[Items from a data source]
────────────────

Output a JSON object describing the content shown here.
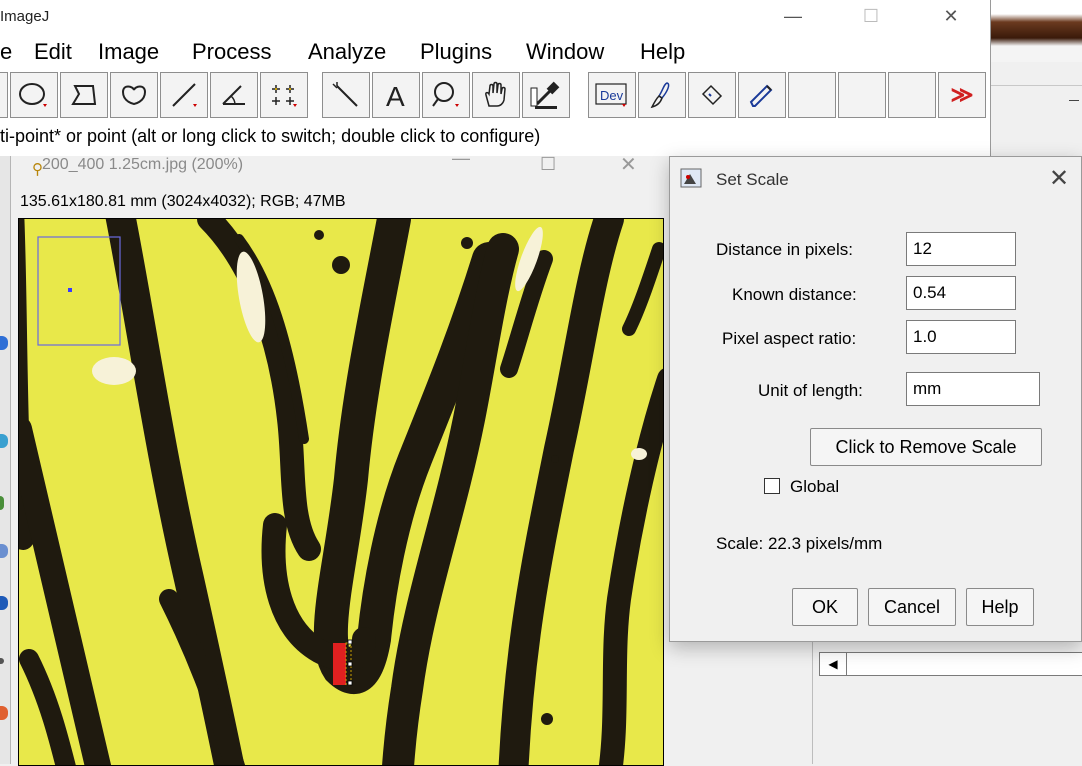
{
  "main_window": {
    "title": "ImageJ",
    "minimize": "—",
    "maximize": "☐",
    "close": "✕",
    "menus": [
      "e",
      "Edit",
      "Image",
      "Process",
      "Analyze",
      "Plugins",
      "Window",
      "Help"
    ],
    "status": "ti-point* or point (alt or long click to switch; double click to configure)",
    "tools": [
      "oval-tool",
      "polygon-tool",
      "freehand-tool",
      "line-tool",
      "angle-tool",
      "multi-point-tool",
      "wand-tool",
      "text-tool",
      "zoom-tool",
      "hand-tool",
      "color-picker-tool",
      "dev-tool",
      "brush-tool",
      "flood-fill-tool",
      "pencil-tool",
      "blank",
      "blank",
      "blank",
      "more-tools"
    ],
    "dev_label": "Dev",
    "more_label": "≫"
  },
  "image_window": {
    "title": "200_400 1.25cm.jpg (200%)",
    "minimize": "—",
    "maximize": "☐",
    "close": "✕",
    "info": "135.61x180.81 mm (3024x4032); RGB; 47MB",
    "colors": {
      "background": "#e9e94a",
      "stripes": "#1f1a0f",
      "highlight": "#f7f2d8",
      "selection": "#e02020"
    }
  },
  "dialog": {
    "title": "Set Scale",
    "close": "✕",
    "fields": [
      {
        "label": "Distance in pixels:",
        "value": "12"
      },
      {
        "label": "Known distance:",
        "value": "0.54"
      },
      {
        "label": "Pixel aspect ratio:",
        "value": "1.0"
      },
      {
        "label": "Unit of length:",
        "value": "mm"
      }
    ],
    "remove_scale": "Click to Remove Scale",
    "global_label": "Global",
    "global_checked": false,
    "scale_text": "Scale: 22.3 pixels/mm",
    "buttons": {
      "ok": "OK",
      "cancel": "Cancel",
      "help": "Help"
    }
  }
}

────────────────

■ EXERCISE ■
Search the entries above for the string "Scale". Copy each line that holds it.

■ SOLUTION TO THIS TASK ■
    "title": "Set Scale",
    "remove_scale": "Click to Remove Scale",
    "scale_text": "Scale: 22.3 pixels/mm",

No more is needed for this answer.